12             THE WITNESS:  Yes, it was the representative of the Bosnian

13     government that were taking control of the bodies and have done

14     exhumations in their own country, and these were the people that were

15     actually dealing with identifications, so it was basically over to the

16     Bosnian government.

17             JUDGE NYAMBE:  Thank you very much.

18             JUDGE FLUEGGE:  Dr. Haglund, you will be pleased to hear that

19     this concludes your examination here in this trial.  The Chamber would

20     like to thank you for your attendance and the way you were able to

21     provide us with your knowledge and expertise.  Thank you very much again,

22     and we wish you a safe travel home and all the best for your health.

23             THE WITNESS:  Thank you for your patience and your good questions

24     and guidance.

25             JUDGE FLUEGGE:  Thank you very much and now you are free to leave


Page 9177

 1     the courtroom and the Tribunal.

 2                           [The witness stands down]

 3             JUDGE FLUEGGE:  We have ten minutes left but as there is no --

 4     I think we shouldn't start with the next witness because I would like to

 5     issue an oral decision of the Chamber and then there are only a few

 6     minutes left.  If the witness is still waiting, he should be released.

 7             On the 25th of January, the Prosecution filed its urgent

 8     Prosecution motion to convert witness number 135 from a viva voce witness

 9     to a Rule 92 ter witness.  In its response filed in English on the 28th

10     of January, both last week, the accused opposes the motion and requests

11     that the Chamber hear the witness viva voce.

12             As a preliminary matter, the Chamber notes that this witness is

13     scheduled to testify this Wednesday, the 2nd of February, and that means

14     the day after tomorrow, and therefore wonders why the Prosecution has

15     waited so long to make this request.  The late timing of which has no

16     doubt led to its urgent status.

17             Turning to the merits, the Chamber notes that the Prosecution's

18     motion, in effect, asks the Chamber to reconsider its 92 bis decision of

19     7th of July 2010 in which the Chamber denied the Prosecution's motion for

20     the witness's evidence to be admitted pursuant to Rule 92 bis.

21             The Chamber considers that the Prosecution's current motion

22     contains no new arguments in support of admitting this witness's

23     testimony pursuant to Rule 92 ter, except that admission would be in

24     accordance with the Chamber's guidance to the parties on the 29th of

25     November, in which the Chamber reminded each party of the importance of
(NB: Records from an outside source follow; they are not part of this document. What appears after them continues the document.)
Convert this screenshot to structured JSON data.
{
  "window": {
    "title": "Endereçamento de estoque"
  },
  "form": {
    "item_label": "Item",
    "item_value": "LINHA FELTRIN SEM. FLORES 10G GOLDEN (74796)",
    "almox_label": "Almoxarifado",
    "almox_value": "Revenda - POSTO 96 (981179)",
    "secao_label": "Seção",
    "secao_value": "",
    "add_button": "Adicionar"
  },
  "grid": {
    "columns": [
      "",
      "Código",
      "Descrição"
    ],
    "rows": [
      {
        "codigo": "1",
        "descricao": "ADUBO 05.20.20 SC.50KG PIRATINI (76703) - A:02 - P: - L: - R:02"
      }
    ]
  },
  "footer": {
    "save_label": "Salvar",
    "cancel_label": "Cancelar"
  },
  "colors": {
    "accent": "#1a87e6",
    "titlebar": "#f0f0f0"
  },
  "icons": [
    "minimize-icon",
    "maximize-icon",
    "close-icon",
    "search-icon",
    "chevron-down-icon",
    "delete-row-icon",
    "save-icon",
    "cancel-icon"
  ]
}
Page 9178

 1     presenting their case as expeditiously as possible.

 2             The Chamber considers that its reasons for preferring to receive

 3     Witness 135's evidence viva voce are clearly presented in paragraph 118

 4     of its 92 bis decision of the 7th of July and it will not, therefore,

 5     repeat those reasons here.

 6             In sum, the Chamber has found that the inconsistencies contained

 7     in the proposed evidence constitute an overriding interest in the

 8     witness's testimony being heard viva voce.  The Chamber, having found

 9     that there are no circumstances which would justify reconsideration of

10     its 92 bis decision, therefore, denies the Prosecution's motion.

11             This concludes the Chamber's ruling.

12             And this concludes the hearing of today.

13             We adjourn and resume tomorrow morning at 9.00 in this courtroom.

14                           --- Whereupon the hearing adjourned at 6.53 p.m.,

15                           to be reconvened on Tuesday, the 1st day of

16                           February 2011, at 9.00 a.m.